### [Description of the task]
I need the records below restated word for word, without their pictures.

### [Given data]
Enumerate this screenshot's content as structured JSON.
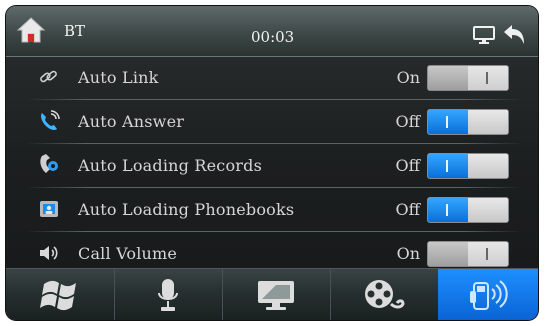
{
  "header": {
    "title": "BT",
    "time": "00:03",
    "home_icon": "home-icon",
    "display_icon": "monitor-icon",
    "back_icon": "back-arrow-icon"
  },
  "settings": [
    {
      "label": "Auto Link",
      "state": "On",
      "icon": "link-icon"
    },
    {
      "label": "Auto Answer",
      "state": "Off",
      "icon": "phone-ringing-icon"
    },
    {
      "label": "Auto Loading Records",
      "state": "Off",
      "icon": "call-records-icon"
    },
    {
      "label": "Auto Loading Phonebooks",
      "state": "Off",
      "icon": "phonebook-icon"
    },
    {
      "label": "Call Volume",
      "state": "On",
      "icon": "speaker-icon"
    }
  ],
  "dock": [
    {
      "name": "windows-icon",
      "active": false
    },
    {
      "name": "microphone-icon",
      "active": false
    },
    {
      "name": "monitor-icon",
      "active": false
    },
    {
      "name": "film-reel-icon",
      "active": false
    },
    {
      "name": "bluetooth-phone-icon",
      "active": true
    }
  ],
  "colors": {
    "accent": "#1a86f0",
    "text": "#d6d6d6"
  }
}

### [Task answer]
Enumerate this screenshot's content as structured JSON.
{
  "header": {
    "title": "BT",
    "time": "00:03",
    "home_icon": "home-icon",
    "display_icon": "monitor-icon",
    "back_icon": "back-arrow-icon"
  },
  "settings": [
    {
      "label": "Auto Link",
      "state": "On",
      "icon": "link-icon"
    },
    {
      "label": "Auto Answer",
      "state": "Off",
      "icon": "phone-ringing-icon"
    },
    {
      "label": "Auto Loading Records",
      "state": "Off",
      "icon": "call-records-icon"
    },
    {
      "label": "Auto Loading Phonebooks",
      "state": "Off",
      "icon": "phonebook-icon"
    },
    {
      "label": "Call Volume",
      "state": "On",
      "icon": "speaker-icon"
    }
  ],
  "dock": [
    {
      "name": "windows-icon",
      "active": false
    },
    {
      "name": "microphone-icon",
      "active": false
    },
    {
      "name": "monitor-icon",
      "active": false
    },
    {
      "name": "film-reel-icon",
      "active": false
    },
    {
      "name": "bluetooth-phone-icon",
      "active": true
    }
  ],
  "colors": {
    "accent": "#1a86f0",
    "text": "#d6d6d6"
  }
}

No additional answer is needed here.